[Data records Boundary: Start]

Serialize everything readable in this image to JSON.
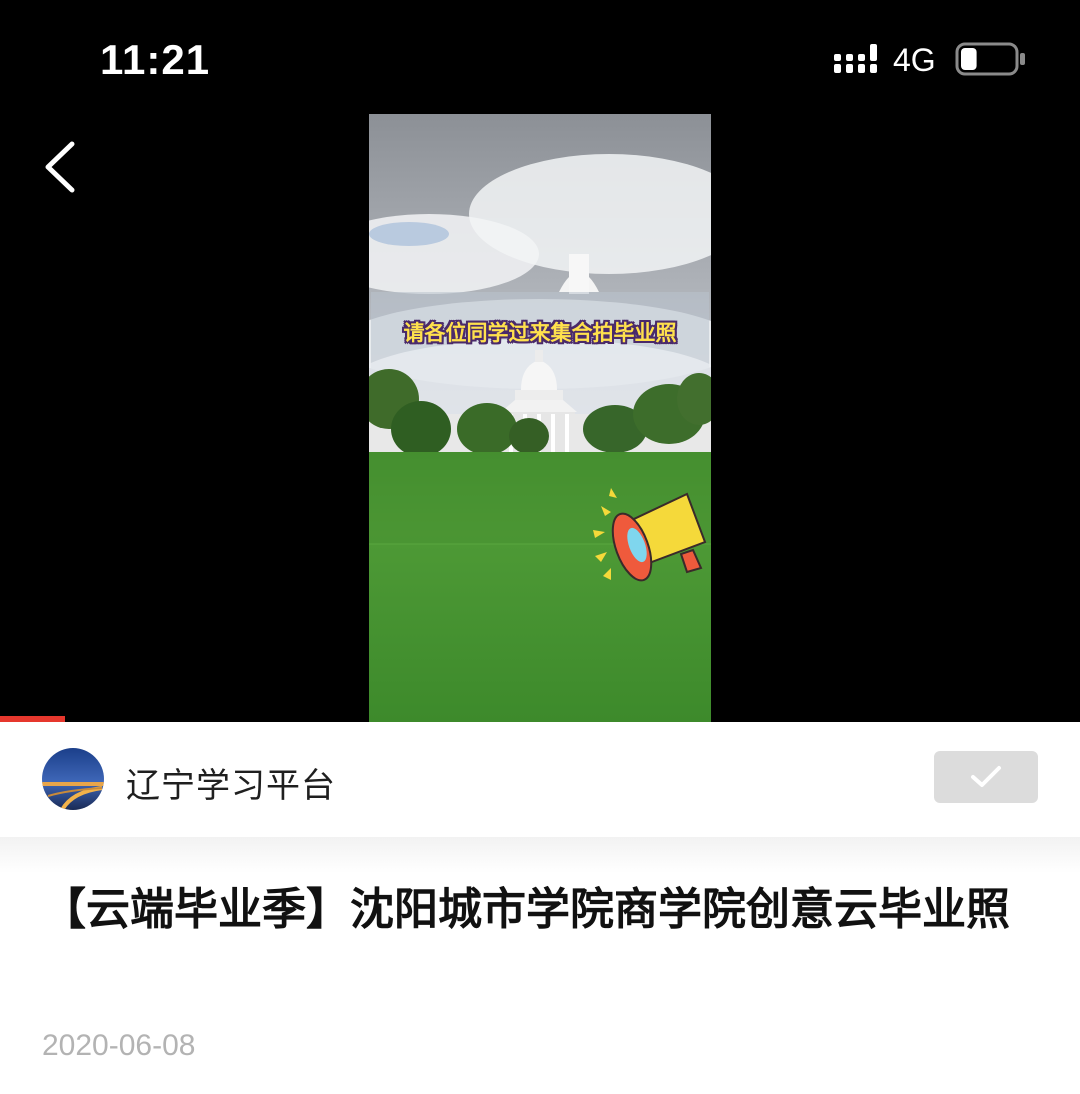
{
  "status_bar": {
    "time": "11:21",
    "network": "4G",
    "battery_level": 0.3
  },
  "navigation": {
    "back_icon": "chevron-left-icon"
  },
  "video": {
    "caption": "请各位同学过来集合拍毕业照",
    "progress": 0.06,
    "colors": {
      "progress": "#e6372d"
    }
  },
  "account": {
    "name": "辽宁学习平台",
    "follow_icon": "checkmark-icon"
  },
  "article": {
    "title": "【云端毕业季】沈阳城市学院商学院创意云毕业照",
    "date": "2020-06-08"
  }
}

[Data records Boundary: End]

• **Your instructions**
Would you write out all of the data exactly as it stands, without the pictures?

• **Answer for this exercise**
Serialize everything readable in this image to JSON.
{
  "status_bar": {
    "time": "11:21",
    "network": "4G",
    "battery_level": 0.3
  },
  "navigation": {
    "back_icon": "chevron-left-icon"
  },
  "video": {
    "caption": "请各位同学过来集合拍毕业照",
    "progress": 0.06,
    "colors": {
      "progress": "#e6372d"
    }
  },
  "account": {
    "name": "辽宁学习平台",
    "follow_icon": "checkmark-icon"
  },
  "article": {
    "title": "【云端毕业季】沈阳城市学院商学院创意云毕业照",
    "date": "2020-06-08"
  }
}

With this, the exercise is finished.